Creating sustainable supply chains remains a challenging issue for many organisations, according to a new survey. While many organisations remain open to the idea, with best practices proving the case, reasons for implementation often remain at the level of branding and differentiation, while actual execution remains on a small scale and does not produce wide-scale impact across the board. According to the authors, regulation is required to drive most companies towards change.
Producing goods in a way that is sustainable to the environment is becoming more and more important to consumers and the environment itself, as the reality of humanity’s footprint is being realised throughout ecology. A survey from 2014 for instance shows that more than half of consumers would be willing to pay 5% more for a sustainable product, while 76% said they would accept waiting an extra day to have their products delivered in a sustainable fashion.
With consumer sentiment edging toward more sustainable ways of acting, important questions are starting to be asked by organisations about whether sustainable practices should be the norm for their wider supply chains. To gain further insight in the matter, consulting firm West Monroe Partners and the Supply and Value Chain Centre at Loyola University Chicago partnered to identify the current business sentiment toward greener supply chains.
The study involved 52 executives from company sizes ranging from $100 million to over $120 billion. The largest industry represented was consumer packaged goods (30%), followed by retail (12%), although there were respondents from most sectors. The information was further supplemented by data from BearingPoint, West Monroe Partners’ consulting partner in the EMEA region, which conducted similar surveys of both consumers (2014) and supply chain executives (2015) in Europe.
When respondents were asked whether having a green supply chain is a strategic priority in their organisation, 51% answered affirmatively. 22% answered that it will be in 1-3 years, while 8% said it would take 3-5 years before it became one. 12% said it was not a strategic priority.
Respondents were also asked about what motivates them to undertake actions to move towards embracing a green supply chain. The most important reason cited by respondents is brand image improvement at almost 35%, followed by innovation in products or processes and then executive management decision. The attribute seen by the most respondents as least important is pressure from lobbyists, cited by 27% of respondents. This was followed by ‘other’ (24%), which includes risk control, customer expectations and consistency with corporate values.

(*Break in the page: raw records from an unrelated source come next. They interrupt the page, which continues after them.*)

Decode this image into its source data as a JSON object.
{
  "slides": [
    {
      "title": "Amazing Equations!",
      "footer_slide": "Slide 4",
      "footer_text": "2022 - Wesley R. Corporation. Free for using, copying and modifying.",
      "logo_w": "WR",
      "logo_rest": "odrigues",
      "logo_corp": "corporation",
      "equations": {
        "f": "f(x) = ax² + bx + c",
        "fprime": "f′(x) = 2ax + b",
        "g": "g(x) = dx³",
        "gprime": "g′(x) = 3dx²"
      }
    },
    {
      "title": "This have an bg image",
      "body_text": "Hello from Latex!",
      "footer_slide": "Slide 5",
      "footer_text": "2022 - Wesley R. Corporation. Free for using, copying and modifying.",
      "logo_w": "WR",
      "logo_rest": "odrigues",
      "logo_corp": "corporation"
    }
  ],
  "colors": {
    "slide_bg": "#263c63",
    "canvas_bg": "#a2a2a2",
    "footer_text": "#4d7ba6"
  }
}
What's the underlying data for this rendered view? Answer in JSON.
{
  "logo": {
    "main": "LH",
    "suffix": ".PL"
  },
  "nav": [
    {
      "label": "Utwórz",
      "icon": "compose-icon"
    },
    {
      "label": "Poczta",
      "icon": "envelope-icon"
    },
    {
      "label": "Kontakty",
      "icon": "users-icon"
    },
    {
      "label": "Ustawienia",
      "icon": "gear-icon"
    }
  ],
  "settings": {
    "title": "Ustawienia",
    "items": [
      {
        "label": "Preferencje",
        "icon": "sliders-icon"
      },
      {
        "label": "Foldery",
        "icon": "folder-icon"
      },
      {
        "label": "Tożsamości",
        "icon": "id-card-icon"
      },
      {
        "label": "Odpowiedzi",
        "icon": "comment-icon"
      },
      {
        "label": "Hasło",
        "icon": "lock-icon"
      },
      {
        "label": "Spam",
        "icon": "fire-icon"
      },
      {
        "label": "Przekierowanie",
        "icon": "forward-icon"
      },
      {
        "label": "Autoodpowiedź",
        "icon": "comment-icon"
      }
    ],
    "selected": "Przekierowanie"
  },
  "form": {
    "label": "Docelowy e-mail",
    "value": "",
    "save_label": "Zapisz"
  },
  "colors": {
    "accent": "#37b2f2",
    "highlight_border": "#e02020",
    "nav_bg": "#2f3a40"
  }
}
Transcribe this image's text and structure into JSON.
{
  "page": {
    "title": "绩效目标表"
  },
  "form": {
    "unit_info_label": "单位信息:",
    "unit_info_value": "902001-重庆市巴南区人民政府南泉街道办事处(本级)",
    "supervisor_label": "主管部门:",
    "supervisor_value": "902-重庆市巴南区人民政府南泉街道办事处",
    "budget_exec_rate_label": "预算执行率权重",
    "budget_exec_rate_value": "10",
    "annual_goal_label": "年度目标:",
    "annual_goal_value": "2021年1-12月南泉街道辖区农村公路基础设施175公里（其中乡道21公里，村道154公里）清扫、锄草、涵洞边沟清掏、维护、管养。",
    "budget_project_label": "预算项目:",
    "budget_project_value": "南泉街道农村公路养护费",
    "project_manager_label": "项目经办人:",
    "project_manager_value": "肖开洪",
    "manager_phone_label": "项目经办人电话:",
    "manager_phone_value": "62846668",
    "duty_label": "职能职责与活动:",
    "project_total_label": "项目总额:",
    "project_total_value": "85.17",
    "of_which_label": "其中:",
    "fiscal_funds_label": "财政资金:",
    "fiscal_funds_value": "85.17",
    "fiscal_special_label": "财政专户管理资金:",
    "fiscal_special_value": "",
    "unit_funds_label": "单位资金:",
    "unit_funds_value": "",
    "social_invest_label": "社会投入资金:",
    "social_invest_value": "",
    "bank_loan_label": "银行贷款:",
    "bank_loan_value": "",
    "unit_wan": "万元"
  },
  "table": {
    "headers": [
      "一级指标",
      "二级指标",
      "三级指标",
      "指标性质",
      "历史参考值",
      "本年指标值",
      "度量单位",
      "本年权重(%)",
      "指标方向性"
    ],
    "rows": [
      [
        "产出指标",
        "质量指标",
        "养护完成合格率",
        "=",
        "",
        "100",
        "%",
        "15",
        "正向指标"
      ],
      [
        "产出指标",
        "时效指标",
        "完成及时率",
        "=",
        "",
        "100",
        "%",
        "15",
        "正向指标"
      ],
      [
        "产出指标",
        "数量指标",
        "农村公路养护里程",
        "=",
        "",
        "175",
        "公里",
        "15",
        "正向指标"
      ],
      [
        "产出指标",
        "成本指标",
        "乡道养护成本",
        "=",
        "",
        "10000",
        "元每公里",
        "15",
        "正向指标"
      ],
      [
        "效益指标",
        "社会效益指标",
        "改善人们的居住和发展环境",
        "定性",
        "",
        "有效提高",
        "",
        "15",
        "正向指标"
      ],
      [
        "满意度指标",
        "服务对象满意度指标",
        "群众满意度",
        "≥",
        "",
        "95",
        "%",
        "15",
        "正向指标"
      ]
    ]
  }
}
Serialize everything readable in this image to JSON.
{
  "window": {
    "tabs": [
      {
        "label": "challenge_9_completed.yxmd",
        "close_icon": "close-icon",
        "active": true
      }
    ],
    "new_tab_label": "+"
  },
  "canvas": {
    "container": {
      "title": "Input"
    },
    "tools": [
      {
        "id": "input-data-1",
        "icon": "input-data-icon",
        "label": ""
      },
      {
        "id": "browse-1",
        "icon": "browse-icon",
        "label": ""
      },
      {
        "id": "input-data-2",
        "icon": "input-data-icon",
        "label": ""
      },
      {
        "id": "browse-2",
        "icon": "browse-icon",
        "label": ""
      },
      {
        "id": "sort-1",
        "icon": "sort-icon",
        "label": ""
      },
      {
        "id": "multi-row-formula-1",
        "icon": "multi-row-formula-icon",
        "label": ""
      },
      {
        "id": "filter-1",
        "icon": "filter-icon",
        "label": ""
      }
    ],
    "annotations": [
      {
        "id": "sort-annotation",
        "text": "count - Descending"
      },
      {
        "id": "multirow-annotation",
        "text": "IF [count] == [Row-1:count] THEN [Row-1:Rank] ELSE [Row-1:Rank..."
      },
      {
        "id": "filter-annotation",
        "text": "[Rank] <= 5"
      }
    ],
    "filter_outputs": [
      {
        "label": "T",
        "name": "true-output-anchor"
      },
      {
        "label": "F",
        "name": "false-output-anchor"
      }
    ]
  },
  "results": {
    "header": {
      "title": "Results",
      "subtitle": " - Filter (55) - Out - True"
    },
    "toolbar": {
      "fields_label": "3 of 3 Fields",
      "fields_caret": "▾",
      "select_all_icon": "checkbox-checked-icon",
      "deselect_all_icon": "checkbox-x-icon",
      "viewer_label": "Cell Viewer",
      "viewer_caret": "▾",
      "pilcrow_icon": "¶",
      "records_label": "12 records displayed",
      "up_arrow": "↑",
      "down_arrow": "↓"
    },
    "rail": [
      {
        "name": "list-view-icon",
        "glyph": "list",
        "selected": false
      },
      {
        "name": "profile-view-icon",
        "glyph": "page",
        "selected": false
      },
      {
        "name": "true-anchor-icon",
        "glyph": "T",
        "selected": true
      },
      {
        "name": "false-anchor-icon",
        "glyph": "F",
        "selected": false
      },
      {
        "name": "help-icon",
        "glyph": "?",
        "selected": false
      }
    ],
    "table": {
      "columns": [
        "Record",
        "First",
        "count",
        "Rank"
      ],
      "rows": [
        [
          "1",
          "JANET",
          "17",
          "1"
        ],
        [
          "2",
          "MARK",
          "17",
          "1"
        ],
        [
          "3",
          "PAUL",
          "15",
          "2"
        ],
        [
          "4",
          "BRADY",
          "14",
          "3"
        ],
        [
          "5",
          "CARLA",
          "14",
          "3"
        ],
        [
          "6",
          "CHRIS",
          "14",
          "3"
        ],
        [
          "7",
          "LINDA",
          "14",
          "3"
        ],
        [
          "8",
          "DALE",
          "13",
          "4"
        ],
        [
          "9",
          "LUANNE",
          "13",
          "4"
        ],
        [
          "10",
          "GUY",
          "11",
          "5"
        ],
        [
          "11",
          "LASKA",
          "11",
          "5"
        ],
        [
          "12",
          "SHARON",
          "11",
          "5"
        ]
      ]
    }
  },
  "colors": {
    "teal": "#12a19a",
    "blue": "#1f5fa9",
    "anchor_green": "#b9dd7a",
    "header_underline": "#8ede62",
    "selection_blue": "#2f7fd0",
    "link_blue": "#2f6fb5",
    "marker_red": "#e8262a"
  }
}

Despite the fact that the motivations for implementing sustainability initiatives greatly vary, the study reveals that across the business community, sustainability can be a clear differentiator and source of competitive advantage, in addition to its other benefits. One case study the authors explore is a firm that has been able to improved its customer rating by approximately 25% through better sustainability in product management, while another company has been able to reduce carbon emissions by 15% – something that gave them an edge against competitors.
When asked whether, over the past three years, their organisation had intensified, reduced or stabilised their efforts in green supply chain, 56% said they have intensified their efforts. “Awareness and, more importantly, action are becoming commonplace and are increasing in both quantity and intensity,” write the researchers. 27% indicated they have either reduced or not implemented any green supply chain initiatives, however, of these respondents, only two indicated there are no plans to add any sustainability initiatives. Interestingly West Monroe Partners and Loyola University Chicago also find that sustainability commitment is not related to organisational size – several of the organisations that aren’t doing anything currently are multi-billion dollar companies.
Green design is also on the rise, the survey reveals. Almost 60% of respondents that answered acknowledge they have either rolled-out or are planning to execute a “green design” project. The primary focus was on products and packaging (tied for first), distribution/logistics, production processes, the entire supply chain life cycle and components/ingredients (tied).
“Based on our survey results, it appears very few companies are embracing sustainability initiatives in any meaningful way. Until regulations force action, many companies won’t be able to find resources and funding to make significant change,” conclude the authors.